The Two Fridas – united yet apart
The birth of an idea
Balbir Singh's The Two Fridas is a fusion of dance, storytelling, music and art that brings together classical Indian, traditional Mexican and contemporary Western dance alongside narration and live painting, to tell the story of two major artists of the twentieth century: Amrita Sher-Gil and Frida Kahlo.
The Two Fridas is the brainchild of Olga Maloney and Balbir Singh, regular artistic collaborators who have worked together on such innovative works as Peacock Lake and The Creative Spirit of John Curry, both of which have been performed at the Billingham International Folklore Festival of World Dance, of which Olga is Artistic Director.
Olga is also a leading figure in the international organisation for world folk dance, CIOFF. This connection to the wider world of folkloric traditions meant that Olga could inspire other arts organisations with the concept that she and Balbir were beginning to discuss.
The result has become an international partnership that is set to generate a rich and diverse body of new work around its central theme.
The theme: two artists – ‘united yet apart’ – has captured the imagination of Olga’s colleagues around the world.
And the project now counts CIOFF members in Mexico and Hungary among its creative partners.
The Two Fridas project centres on two women painters, one Mexican, the other Hungarian-Indian, who shared a common path in life despite never meeting or indeed knowing of each other. For Olga and Balbir, it is a theme that offers immense creative potential.
And the fact that Frida Kahlo and Amrita Sher-Gil challenged the cultural, gender and sexual norms of their day made the idea all the more fascinating – and current.
Amrita Sher-Gil has at times been described as ‘the Indian Frida Kahlo’. As someone of Indian heritage, I wondered whether, instead, we could explore an alternative view: is not Frida Kahlo also ‘the Mexican Sher-Gil?’
The parallels in the two artists’ lives have been noted before.
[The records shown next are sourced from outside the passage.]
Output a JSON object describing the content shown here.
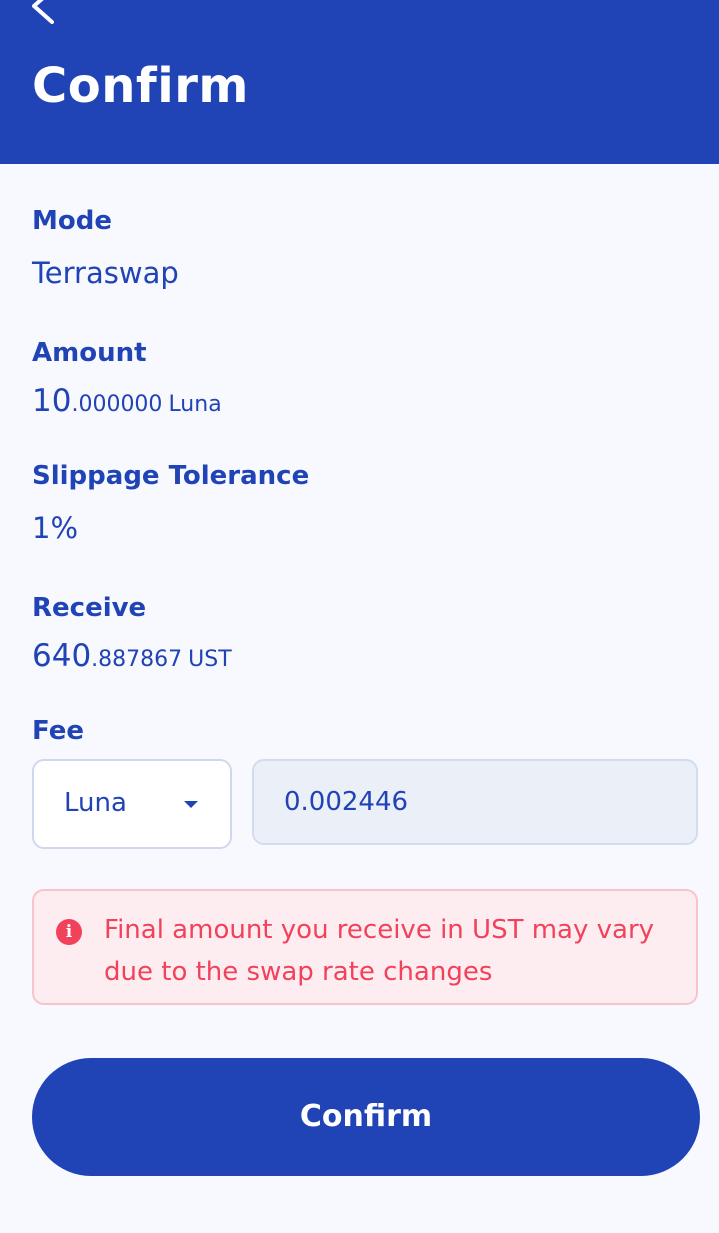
{
  "header": {
    "back_icon": "chevron-left-icon",
    "title": "Confirm"
  },
  "fields": {
    "mode": {
      "label": "Mode",
      "value": "Terraswap"
    },
    "amount": {
      "label": "Amount",
      "integer": "10",
      "decimal": ".000000",
      "unit": "Luna"
    },
    "slippage": {
      "label": "Slippage Tolerance",
      "value": "1%"
    },
    "receive": {
      "label": "Receive",
      "integer": "640",
      "decimal": ".887867",
      "unit": "UST"
    }
  },
  "fee": {
    "label": "Fee",
    "selected_denom": "Luna",
    "amount": "0.002446"
  },
  "warning": {
    "icon": "info-icon",
    "text": "Final amount you receive in UST may vary due to the swap rate changes"
  },
  "actions": {
    "confirm_label": "Confirm"
  },
  "colors": {
    "primary": "#2043b5",
    "background": "#f7f9fe",
    "warning_text": "#f2415a",
    "warning_bg": "#feedf0"
  }
}
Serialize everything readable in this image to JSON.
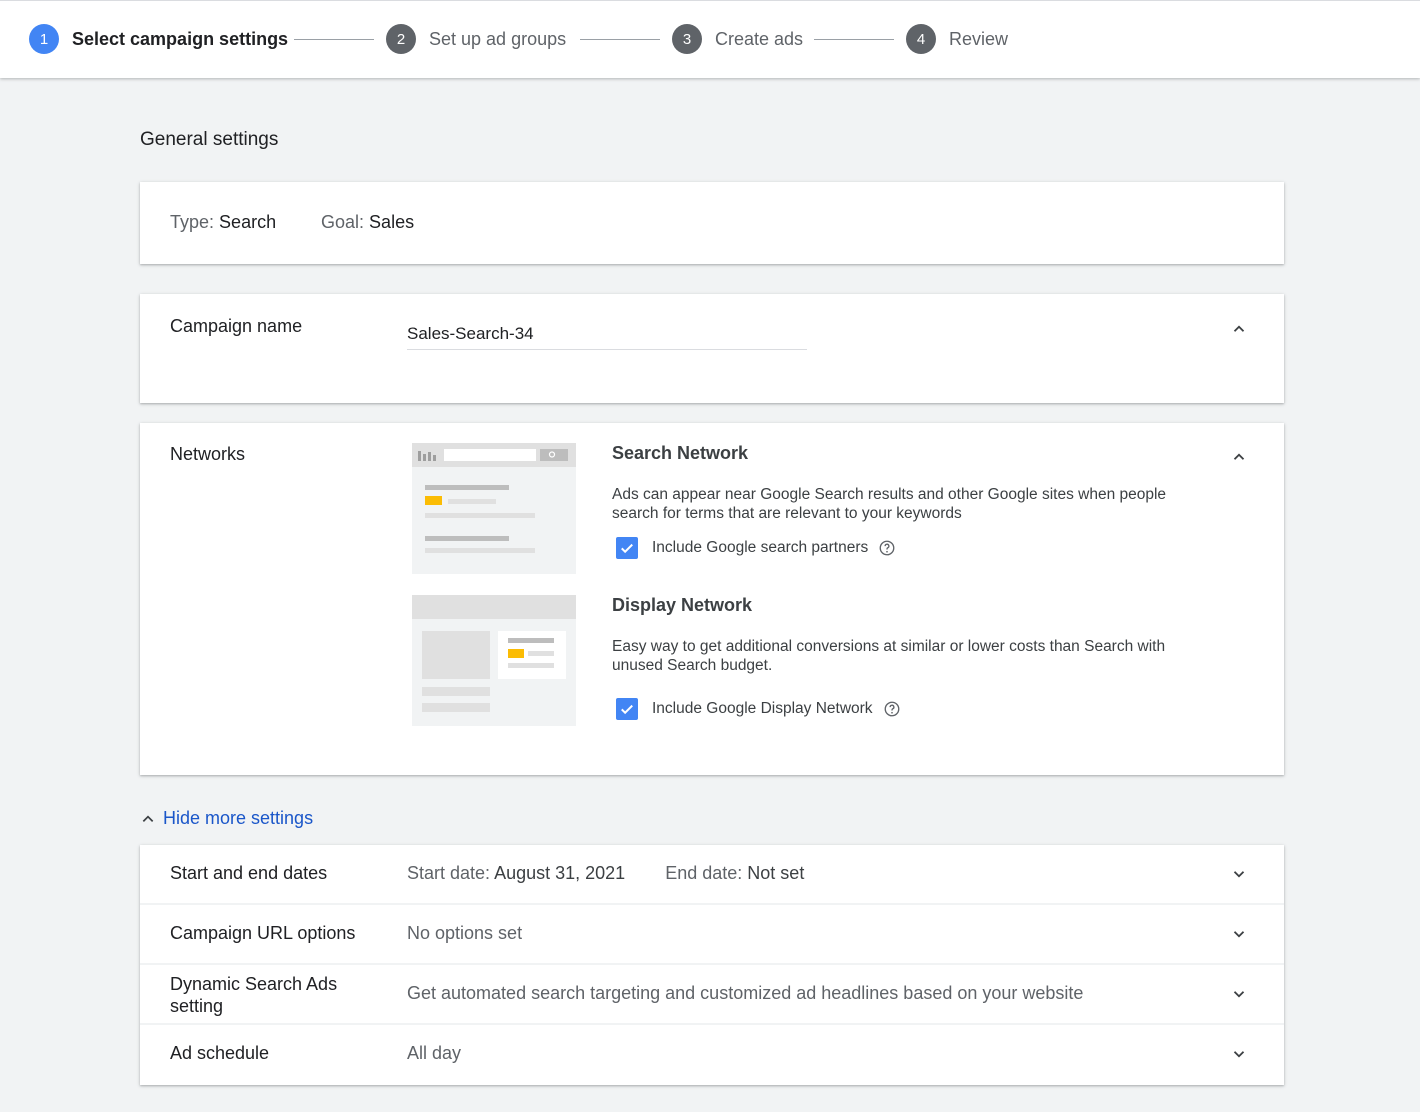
{
  "stepper": {
    "steps": [
      {
        "num": "1",
        "label": "Select campaign settings"
      },
      {
        "num": "2",
        "label": "Set up ad groups"
      },
      {
        "num": "3",
        "label": "Create ads"
      },
      {
        "num": "4",
        "label": "Review"
      }
    ],
    "active_step": 1
  },
  "general_settings_title": "General settings",
  "summary": {
    "type_label": "Type:",
    "type_value": "Search",
    "goal_label": "Goal:",
    "goal_value": "Sales"
  },
  "campaign_name": {
    "label": "Campaign name",
    "value": "Sales-Search-34"
  },
  "networks": {
    "label": "Networks",
    "search": {
      "title": "Search Network",
      "description": "Ads can appear near Google Search results and other Google sites when people search for terms that are relevant to your keywords",
      "checkbox_label": "Include Google search partners",
      "checked": true
    },
    "display": {
      "title": "Display Network",
      "description": "Easy way to get additional conversions at similar or lower costs than Search with unused Search budget.",
      "checkbox_label": "Include Google Display Network",
      "checked": true
    }
  },
  "more_settings_link": "Hide more settings",
  "more_settings": {
    "dates": {
      "label": "Start and end dates",
      "start_label": "Start date:",
      "start_value": "August 31, 2021",
      "end_label": "End date:",
      "end_value": "Not set"
    },
    "url_options": {
      "label": "Campaign URL options",
      "value": "No options set"
    },
    "dsa": {
      "label_line1": "Dynamic Search Ads",
      "label_line2": "setting",
      "value": "Get automated search targeting and customized ad headlines based on your website"
    },
    "schedule": {
      "label": "Ad schedule",
      "value": "All day"
    }
  },
  "colors": {
    "accent_blue": "#4285f4",
    "link_blue": "#1a56c9",
    "illustration_yellow": "#fbbc04"
  }
}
But the idea of interpreting this through dance is, as far as Balbir and Olga are aware, new.
Both Kahlo and Sher-Gil fused their modern approach with respect for folk traditions. This was especially appealing to Balbir Singh.
As a choreographer, Balbir’s work does exactly that: his dual training in Kathak and contemporary dance mean his work often seeks to synthesise these two apparently contradictory worlds. The Indian connection to Amrita Sher-Gil is another strand of the concept that drew him to explore the idea further. As Balbir points out:
“Both artists are today appreciated far more than during their own lifetimes, but Frida Kahlo has perhaps entered the popular consciousness most widely. Partly as a result of this, Amrita Sher-Gil has at times been described as ‘the Indian Frida Kahlo’. As someone of Indian heritage, I wondered whether, instead, we could explore an alternative view: is not Frida Kahlo also ‘the Mexican Sher-Gil?’”
It is not the first time Balbir Singh has interwoven dance with the world of painting. His Painting the Indian Gods invloved an artist painting live on stage alongside the dancers.
Balbir is mindful of the fact that the current pandemic poses a significant challenge to developing the work. Yet he is upbeat and sees an opportunity to use the time doing things in a different way:
“For me, as an artist, process is everything. When I come up with a new idea for a work, it is just the start of a journey that is creatively rewarding and often leads in unexpected directions. A finished show is the culmination of months of detailed research, conversations with partners, studio R&D sessions with the dancers, and interaction with musicians. For audiences, most of this is hidden beneath the surface and the only part the audience sees is the final production. So we want to capture this journey, and share it with audiences, so that they can really get under the skin of the work, even if – for now at least – live performances will be few and far between.”
It’s a journey that we will be following closely as Olga, Balbir and their international partners continue to explore this rich creative seam together, ‘united yet apart.’